I love the Internet. Right now, I have 29 tabs across four browser windows. I have another 10 open on my phone, 1,804 favorite tweets, an untended Instapaper account, a significant Netflix queue, and a seemingly infinite volume of YouTube I’ve been meaning to watch and artists I’ve been meaning to check out and writers I’ve been meaning to read and a list of essays I, at some point, fully intended to write.
That’s all to say – there’s a lot of content out there. Here’s a fun visualization of what is created and seen in one second at a handful of top sites. On WordPress, the operating system that extends from personal blogs to media titans, over 20,000 posts are published each day.
It’s not just creation that’s growing. We’re spending more time with media too. In 2015 academics project Americans will consume media for an average of 15 hours per day. From 2008 to 2013, that consumption grew at 5% per year. If we printed all this media and stacked it, it would cover the 50 states, 14 feet high.
The cause of this growth is obvious: it’s the digital, web and smartphone revolution. It’s that anyone can publish now – words, video, songs – at nearly no cost. We can read, watch and listen whenever we want, most often for free.
And this is exactly what is so weird about digital media – it’s one of the few things we consume every day that we don’t pay for, at least not with money. We pay with our time. This is mostly great, but there’s a downside – namely, it’s hard to spend time wisely. I have an unknown amount of time – between, say, three minutes and sixty years to live – so I’ll go for that listicle. When I have a fixed quantity– say, 100 dollars to last a week — I know quite precisely how to spend it. But the way we pay for our media today sits in a human blind spot, and it’s why we feel publishers are being crass when they take advantage of it.
Regardless, the time-spent and the content proliferate, and billions more users get access. So those of us in the media industry must remember that all those new eyeballs don’t foot the bill. Advertisers do.
Advertising is not a growth industry like the Internet. Ad spend is tied very closely to GDP – in fact, since the 1920s, it has hewed a band between 1 percent and 1.4 percent of GDP. Advertising is a cold war business — different companies can spend more to steal market share from each other, but on the whole, no one can get consumers to spend more money than they have.
So the economic situation of the media industry as a whole is that supply has grown incredibly, while demand stays the same. That makes media look a lot less like a high-growth industry than we in the digital world may assume.

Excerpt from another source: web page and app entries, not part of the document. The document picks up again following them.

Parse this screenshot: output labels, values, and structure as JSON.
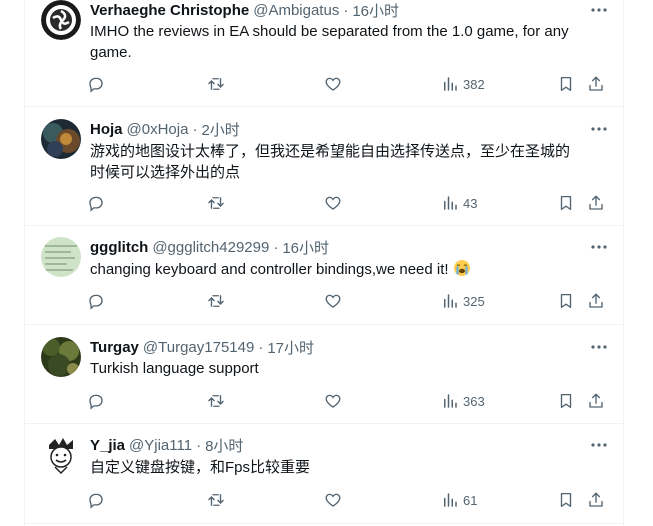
{
  "posts": [
    {
      "name": "Verhaeghe Christophe",
      "handle": "@Ambigatus",
      "time": "16小时",
      "text": "IMHO the reviews in EA should be separated from the 1.0 game, for any game.",
      "views": "382"
    },
    {
      "name": "Hoja",
      "handle": "@0xHoja",
      "time": "2小时",
      "text": "游戏的地图设计太棒了，但我还是希望能自由选择传送点，至少在圣城的时候可以选择外出的点",
      "views": "43"
    },
    {
      "name": "ggglitch",
      "handle": "@ggglitch429299",
      "time": "16小时",
      "text": "changing keyboard and controller bindings,we need it!",
      "emoji": "loudly-crying-face",
      "views": "325"
    },
    {
      "name": "Turgay",
      "handle": "@Turgay175149",
      "time": "17小时",
      "text": "Turkish language support",
      "views": "363"
    },
    {
      "name": "Y_jia",
      "handle": "@Yjia111",
      "time": "8小时",
      "text": "自定义键盘按键，和Fps比较重要",
      "views": "61"
    }
  ],
  "separator": "·",
  "colors": {
    "text": "#0f1419",
    "muted": "#536471",
    "border": "#eff3f4"
  }
}
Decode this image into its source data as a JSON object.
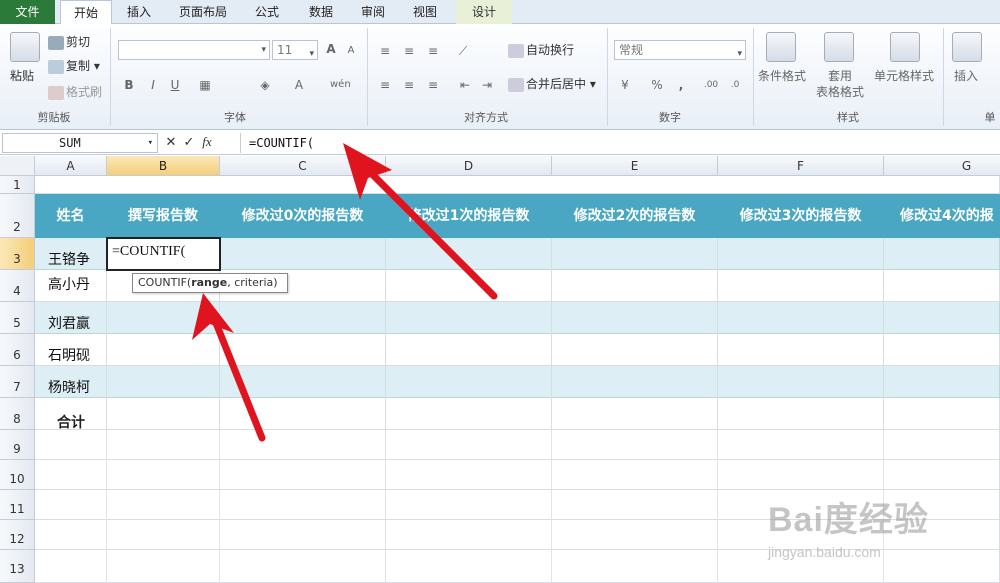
{
  "tabs": [
    {
      "label": "文件"
    },
    {
      "label": "开始"
    },
    {
      "label": "插入"
    },
    {
      "label": "页面布局"
    },
    {
      "label": "公式"
    },
    {
      "label": "数据"
    },
    {
      "label": "审阅"
    },
    {
      "label": "视图"
    },
    {
      "label": "设计"
    }
  ],
  "clipboard": {
    "paste": "粘贴",
    "cut": "剪切",
    "copy": "复制",
    "painter": "格式刷",
    "label": "剪贴板"
  },
  "font": {
    "size": "11",
    "label": "字体",
    "bold": "B",
    "italic": "I",
    "underline": "U",
    "grow": "A",
    "shrink": "A",
    "color_a": "A"
  },
  "alignment": {
    "wrap": "自动换行",
    "merge": "合并后居中",
    "label": "对齐方式"
  },
  "number": {
    "format": "常规",
    "percent": "%",
    "comma": ",",
    "label": "数字"
  },
  "styles": {
    "conditional": "条件格式",
    "table_format": "套用\n表格格式",
    "cell_styles": "单元格样式",
    "label": "样式"
  },
  "cells": {
    "insert": "插入",
    "label": "单"
  },
  "formula_bar": {
    "name_box": "SUM",
    "cancel": "✕",
    "enter": "✓",
    "fx": "fx",
    "content": "=COUNTIF("
  },
  "columns": [
    "A",
    "B",
    "C",
    "D",
    "E",
    "F",
    "G"
  ],
  "rows": [
    "1",
    "2",
    "3",
    "4",
    "5",
    "6",
    "7",
    "8",
    "9",
    "10",
    "11",
    "12",
    "13"
  ],
  "header_row": [
    "姓名",
    "撰写报告数",
    "修改过0次的报告数",
    "修改过1次的报告数",
    "修改过2次的报告数",
    "修改过3次的报告数",
    "修改过4次的报"
  ],
  "names": [
    "王铬争",
    "高小丹",
    "刘君赢",
    "石明砚",
    "杨晓柯"
  ],
  "total_label": "合计",
  "active_cell": {
    "value": "=COUNTIF("
  },
  "tooltip": {
    "func": "COUNTIF(",
    "range": "range",
    ", criteria)": ", criteria)"
  },
  "watermark": {
    "main": "Bai度经验",
    "sub": "jingyan.baidu.com"
  },
  "colors": {
    "header_fill": "#49a7c3",
    "band_fill": "#ddeef4",
    "arrow": "#e0141e",
    "selected_header": "#f4cf7a"
  }
}
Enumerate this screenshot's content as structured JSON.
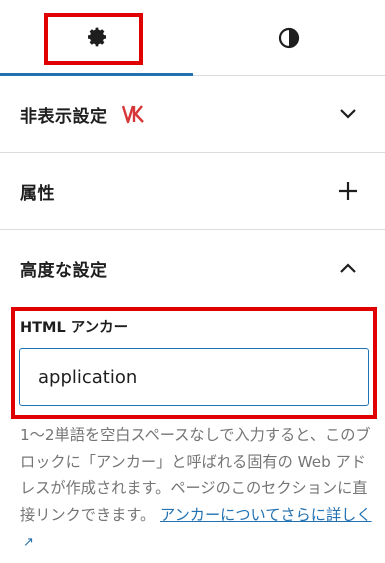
{
  "tabs": {
    "settings": {
      "icon": "gear-icon"
    },
    "styles": {
      "icon": "half-contrast-icon"
    }
  },
  "panels": {
    "hide": {
      "title": "非表示設定",
      "badge": "VK",
      "toggle_icon": "chevron-down-icon"
    },
    "attributes": {
      "title": "属性",
      "toggle_icon": "plus-icon"
    },
    "advanced": {
      "title": "高度な設定",
      "toggle_icon": "chevron-up-icon"
    }
  },
  "html_anchor": {
    "label": "HTML アンカー",
    "value": "application",
    "help_text": "1〜2単語を空白スペースなしで入力すると、このブロックに「アンカー」と呼ばれる固有の Web アドレスが作成されます。ページのこのセクションに直接リンクできます。",
    "help_link": "アンカーについてさらに詳しく",
    "help_link_icon": "external-link-icon"
  },
  "colors": {
    "accent": "#2271b1",
    "highlight": "#e00000",
    "muted_text": "#757575"
  }
}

Of course, in any transition there is opportunity. Digital ad spend is growing at 18 percent per year. That’s a great business to be in right now. But in the long run, the future for media companies looks a lot more competitive than it once was.
Overall, this is a good thing. First, media companies act as intermediaries between writers, performers, singers, creators, and their readers, viewers, and fans. In the past, those few owners of a printing press, a film studio, or a cable distribution deal had a lot of power. Technology removes unnecessary middlemen, so now media companies will have to work harder, provide more service, accept thinner margins and give more value straight to their creators.
Second, we’ll see influence or cultural meaning becoming more important than ever, as “time” becomes ubiquitous. Influence is not merely “click-y.” So, those who truly inspire and lead us will do well, while those who feed junk into that ever-expanding pit of time will be less interesting to advertisers.
It is a fascinating time to be in media, and I’d encourage anyone with the passion to come after it. But, the growth of content and time will translate only into revenue shifts, not boosts. We shouldn’t expect the same outcomes as those who produce microprocessors, or biotechnology, or clean energy. The media industry doesn’t do much to increase global productivity per head. We are a bunch of interesting browser tabs, revealing personal essays, breaking news, engrossing TV shows and human stuff that make us smile and cry. Over the long term, it’s going to get more and more competitive, and feel like a shrinking industry. But, as I return happily to my reading queue, it’s worth it.